How to Upgrade the Main Drive in a 21.5-inch iMac 2017

The Rocket Yard and have long encouraged the do-it-yourself philosophy when it comes to upgrading your devices. And with our extensive catalog of instructional videos, we help make it possible for users to perform the upgrades they need themselves.

We are always working hard to expand our catalog of step-by-step instructional videos, and after adding a video demonstrating how to install memory in the new 2017 21.5-inch iMac with Retina 4K display, we’ll now show you how to upgrade the same model’s main drive.

Related: Rocket Yard Guide: iMac DIY vs. Apple Repair

Upgrade beyond the factory 2.5-inch 1.0TB hard drive ceiling and install a hard drive up to 3.0TB, or for the ultimate performance upgrade, swap the main hard drive out with a SSD up to 2.0TB. Utilize our install video to guide your upgrade step-by-step and make your iMac faster than from the factory.

Note: Professional installation is recommended for this upgrade due to the complicated process.

Fusion Drive Note: If you’re upgrading a Fusion Drive equipped iMac you will need disable the Fusion Drive first, and then, if desired, create a Fusion Drive with the new drive after the upgrade is performed. You can learn how to do that at:…

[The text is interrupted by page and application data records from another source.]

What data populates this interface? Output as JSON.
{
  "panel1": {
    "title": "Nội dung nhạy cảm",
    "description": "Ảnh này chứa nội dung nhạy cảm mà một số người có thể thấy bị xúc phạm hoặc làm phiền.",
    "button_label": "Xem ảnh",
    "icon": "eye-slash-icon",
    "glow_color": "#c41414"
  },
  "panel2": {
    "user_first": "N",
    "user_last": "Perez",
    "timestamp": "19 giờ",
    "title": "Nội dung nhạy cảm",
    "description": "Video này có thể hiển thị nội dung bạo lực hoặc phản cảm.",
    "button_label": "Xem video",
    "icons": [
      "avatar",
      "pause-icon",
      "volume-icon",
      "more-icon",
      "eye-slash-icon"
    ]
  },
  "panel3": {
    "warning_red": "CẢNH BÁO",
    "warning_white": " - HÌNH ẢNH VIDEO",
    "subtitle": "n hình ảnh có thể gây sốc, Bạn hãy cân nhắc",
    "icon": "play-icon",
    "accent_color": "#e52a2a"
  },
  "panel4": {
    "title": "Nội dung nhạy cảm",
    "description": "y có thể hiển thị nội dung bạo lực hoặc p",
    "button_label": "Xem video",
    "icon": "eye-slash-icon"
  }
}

  • Wanted to upgrade the Fusion drive from 1TB to 2TB in the 21.5″, 3.4GHz, as you can in the 27″, 3.4GHz iMac. Apple say that this cannot be done pre sales as it is not an option on 21.5″ Why? Is it easy to replace the Fusion drive in the 21.5″?

  • So, does this hard drive upgrade not require the adapter used in the slightly older iMac to account for the Apple firmware heat sensor issue?

  • Is the controller seriously limited to just 3TB???? With 4TB to 10TB drives readily available, is this really a hard limitation?

    • never mind; just realized these are 2.5″ drives. Another reason I’ll never buy an iMac. If I want a laptop computer with expensive, limited, lower-performing laptop components, I’ll buy a laptop.

      • The small iMac takes 2.5″ drives, but the larger version (27″) takes 3.5″ drives so you can go high-capacity if you want. The best thing about these is adding the additional SSD and making a fusion drive, so you end up with a super-fast machine as well as tons of storage. But as for the little 21.5″ iMacs, because you’re replacing a laptop drive, the gains from going SSD are really impressive. I’ve upgraded lots of these for my clients, they’re always amazed at how much faster their Macs are than even when they were new!

      • Hi Frederico. You should always do what’s right for you. But that being said, I’ve worked with both Windows, Unix pretty much all my life. As you know, MacOS is based on Unix.

        You are right that Apple does tend to choose more conservative components…unless you also want to count the iMac Pro…and they are expensive. But a lot of what I no longer do, now that I’ve switched to Apple is worry. I don’t worry about malware. Yes, there is some (few) written for Unix, but a little common sense takes care of those. I don’t worry about filesystem issues. I don’t worry about defragmentation. I don’t worry about the “registry”. If you choose to delete a program on a Mac, you go to Applications and press the Trash button. Can you do that on Windows 10? I doubt it. You have to worry about all the different places that the program puts stuff under the Windows OS. I don’t worry about anything, really.

        I’m just offering a different perspective. You’re right, it’s expensive and yes, you’re right that it is lower performing and you can’t easily, if at all, upgrade the various parts (graphics card, CPU, motherboard) and actually those things are not even possible. But with the help of MacSales, I’ve increased my RAM and sped up my 2009 Mac-mini so that I still really enjoy using it. My only gripe is that I can’t upgrade the graphics. So I’ll end up purchasing a new iMac soon.

        I also no longer worry about drivers, and constantly going into and out of the system box, making sure the power supply is sufficient, making sure I download hot fixes every other day or the various SP’s. I don’t miss any of that.

        I hope this help provide a different perspective. :-)

        • Nathan, when you throw out an application on a Mac you can still land up with files you don’t need. But if you get a piece of software like AppTrap, which is what I use, your Mac will ask if you want to throw out other files associated with the application you are getting rid of. AppTrap is free. Look for it on

  • What about iMac 27″ 2017 with Retina 5K display?